Christian Buske, MD, discusses surprising findings from the 5-Year follow-up of a randomized phase 3 trial in patients with Waldenström’s macroglobulinemia receiving of ibrutinib plus rituximab or placebo plus rituximab.
Christian Buske, MD, director, Institute of Experimental Cancer Research, attending physician, professor of medicine, Medical Department for Internal Medicine III, Hematology/Oncology, University Hospital Ulm, Ulm, Germany, discusses surprising findings from the 5-Year follow-up of a randomized phase 3 trial in patients with Waldenström’s macroglobulinemia receiving of ibrutinib (Imbruvica) plus rituximab (Rituxan) or placebo plus rituximab.
The largest surprise from the results of this trial was that efficacy was seen independent of patient’s mutational status, according to Buske. With ibrutinib monotherapy, there was a drop in efficacy relating to which mutation a patient had. When investigators look at major responses of partial response or better, there was a drop in major responses with single-agent therapy in patients with MYD88 mutations, who were double-mutated, or non-mutated. The drop in response reached 0% in patients without mutations.

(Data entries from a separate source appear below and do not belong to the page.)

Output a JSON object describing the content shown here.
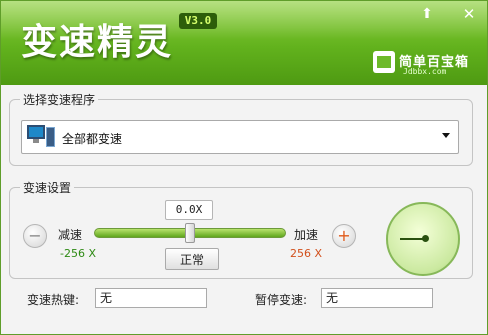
{
  "header": {
    "title": "变速精灵",
    "version": "V3.0",
    "logo_name": "简单百宝箱",
    "logo_url": "Jdbbx.com",
    "minimize_glyph": "⬆",
    "close_glyph": "✕"
  },
  "program_group": {
    "title": "选择变速程序",
    "selected": "全部都变速",
    "icon": "computer-icon"
  },
  "speed_group": {
    "title": "变速设置",
    "current_value": "0.0X",
    "decrease_label": "减速",
    "increase_label": "加速",
    "min_value": "-256 X",
    "max_value": "256 X",
    "normal_label": "正常",
    "minus_glyph": "−",
    "plus_glyph": "+",
    "slider_position": 0.5
  },
  "hotkeys": {
    "speed_label": "变速热键:",
    "speed_value": "无",
    "pause_label": "暂停变速:",
    "pause_value": "无"
  },
  "colors": {
    "header_green": "#62b21d",
    "accent_dark": "#2d5e0a",
    "min_color": "#2e8a14",
    "max_color": "#d2501c"
  }
}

There was no drop in major responses in those treated with the combination of ibrutinib and rituximab, according to Buske. This was for responses rates and progression-free survival with the study regimen, as compared with a significant shortening of progression-free survival with monotherapy in patients who were double-mutated and non-mutated. There were no major differences between genotypes in terms of efficacy, which Buske says was a surprise, as well as an important observation.